Assignment =>
Counting only lines that contain "функции", state the total found in the material below. Add nothing else.

Records to process =>

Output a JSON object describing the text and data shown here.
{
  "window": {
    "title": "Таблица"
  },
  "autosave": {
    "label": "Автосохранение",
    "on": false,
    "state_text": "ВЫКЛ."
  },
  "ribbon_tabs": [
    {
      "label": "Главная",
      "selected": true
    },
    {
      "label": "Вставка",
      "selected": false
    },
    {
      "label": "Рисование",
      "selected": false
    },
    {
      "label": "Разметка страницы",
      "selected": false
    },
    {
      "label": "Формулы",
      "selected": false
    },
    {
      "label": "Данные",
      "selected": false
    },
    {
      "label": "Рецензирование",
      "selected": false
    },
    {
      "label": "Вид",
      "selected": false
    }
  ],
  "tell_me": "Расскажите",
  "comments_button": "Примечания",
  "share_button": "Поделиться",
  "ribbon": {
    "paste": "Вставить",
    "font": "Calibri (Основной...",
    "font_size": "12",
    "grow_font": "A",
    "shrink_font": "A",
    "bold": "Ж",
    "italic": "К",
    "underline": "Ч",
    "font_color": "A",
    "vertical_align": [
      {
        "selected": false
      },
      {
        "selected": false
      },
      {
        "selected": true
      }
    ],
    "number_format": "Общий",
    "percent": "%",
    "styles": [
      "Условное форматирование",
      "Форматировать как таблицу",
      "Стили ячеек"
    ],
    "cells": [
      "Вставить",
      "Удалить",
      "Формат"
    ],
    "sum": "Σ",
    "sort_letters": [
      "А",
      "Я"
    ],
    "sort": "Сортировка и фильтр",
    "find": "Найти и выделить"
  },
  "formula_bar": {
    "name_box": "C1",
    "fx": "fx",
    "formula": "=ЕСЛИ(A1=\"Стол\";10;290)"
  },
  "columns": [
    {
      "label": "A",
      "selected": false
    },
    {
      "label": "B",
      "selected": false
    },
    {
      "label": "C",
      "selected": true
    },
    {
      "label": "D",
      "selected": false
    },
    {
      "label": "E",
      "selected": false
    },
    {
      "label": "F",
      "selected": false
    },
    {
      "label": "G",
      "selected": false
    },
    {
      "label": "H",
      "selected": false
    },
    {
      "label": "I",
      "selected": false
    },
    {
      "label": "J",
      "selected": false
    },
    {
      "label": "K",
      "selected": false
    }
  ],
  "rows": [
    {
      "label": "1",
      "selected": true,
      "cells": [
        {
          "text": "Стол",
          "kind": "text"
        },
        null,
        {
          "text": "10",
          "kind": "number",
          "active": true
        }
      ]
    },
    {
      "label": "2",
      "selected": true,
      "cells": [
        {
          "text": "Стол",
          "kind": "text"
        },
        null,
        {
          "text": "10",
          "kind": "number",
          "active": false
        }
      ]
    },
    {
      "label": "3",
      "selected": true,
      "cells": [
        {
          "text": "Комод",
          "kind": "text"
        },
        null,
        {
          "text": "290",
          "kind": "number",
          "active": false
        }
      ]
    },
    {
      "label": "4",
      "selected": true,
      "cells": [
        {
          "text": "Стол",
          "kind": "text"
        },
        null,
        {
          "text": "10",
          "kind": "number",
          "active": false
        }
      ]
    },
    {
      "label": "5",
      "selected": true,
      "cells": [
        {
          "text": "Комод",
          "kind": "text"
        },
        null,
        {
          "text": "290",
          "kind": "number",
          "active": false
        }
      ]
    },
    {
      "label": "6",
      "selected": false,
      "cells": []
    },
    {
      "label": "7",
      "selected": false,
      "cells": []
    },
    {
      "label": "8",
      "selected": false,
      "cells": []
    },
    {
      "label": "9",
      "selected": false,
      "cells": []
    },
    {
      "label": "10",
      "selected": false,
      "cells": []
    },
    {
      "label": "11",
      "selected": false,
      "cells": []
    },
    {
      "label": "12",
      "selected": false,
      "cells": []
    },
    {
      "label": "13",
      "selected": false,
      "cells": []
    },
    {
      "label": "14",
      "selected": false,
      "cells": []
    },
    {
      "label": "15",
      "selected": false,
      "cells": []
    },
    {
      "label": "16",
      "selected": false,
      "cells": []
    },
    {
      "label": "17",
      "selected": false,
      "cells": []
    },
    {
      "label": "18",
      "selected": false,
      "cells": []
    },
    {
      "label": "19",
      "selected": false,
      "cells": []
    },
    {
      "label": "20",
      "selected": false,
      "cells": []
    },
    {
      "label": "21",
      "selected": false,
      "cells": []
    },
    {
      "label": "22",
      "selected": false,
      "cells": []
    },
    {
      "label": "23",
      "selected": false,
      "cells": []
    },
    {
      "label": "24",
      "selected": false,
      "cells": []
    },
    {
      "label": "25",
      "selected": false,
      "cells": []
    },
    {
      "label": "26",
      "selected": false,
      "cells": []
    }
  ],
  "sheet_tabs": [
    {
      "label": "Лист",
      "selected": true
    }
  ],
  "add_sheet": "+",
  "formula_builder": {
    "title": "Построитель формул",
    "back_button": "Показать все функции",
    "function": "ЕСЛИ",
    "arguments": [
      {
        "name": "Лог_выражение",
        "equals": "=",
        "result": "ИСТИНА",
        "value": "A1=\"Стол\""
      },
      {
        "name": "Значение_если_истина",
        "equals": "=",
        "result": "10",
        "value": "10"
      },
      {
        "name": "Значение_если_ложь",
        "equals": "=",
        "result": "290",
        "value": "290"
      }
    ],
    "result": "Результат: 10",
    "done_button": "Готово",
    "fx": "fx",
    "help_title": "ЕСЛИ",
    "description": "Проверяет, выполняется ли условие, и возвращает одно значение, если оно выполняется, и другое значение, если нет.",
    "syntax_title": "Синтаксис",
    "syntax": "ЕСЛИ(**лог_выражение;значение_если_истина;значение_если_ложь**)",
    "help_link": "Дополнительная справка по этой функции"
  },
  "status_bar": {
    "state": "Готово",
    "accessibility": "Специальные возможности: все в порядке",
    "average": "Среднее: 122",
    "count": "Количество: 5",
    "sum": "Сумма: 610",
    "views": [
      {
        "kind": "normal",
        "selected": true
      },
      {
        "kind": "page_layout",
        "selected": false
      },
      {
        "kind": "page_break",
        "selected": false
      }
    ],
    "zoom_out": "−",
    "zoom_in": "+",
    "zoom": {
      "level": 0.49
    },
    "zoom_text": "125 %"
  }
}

Answer to the problem =>
2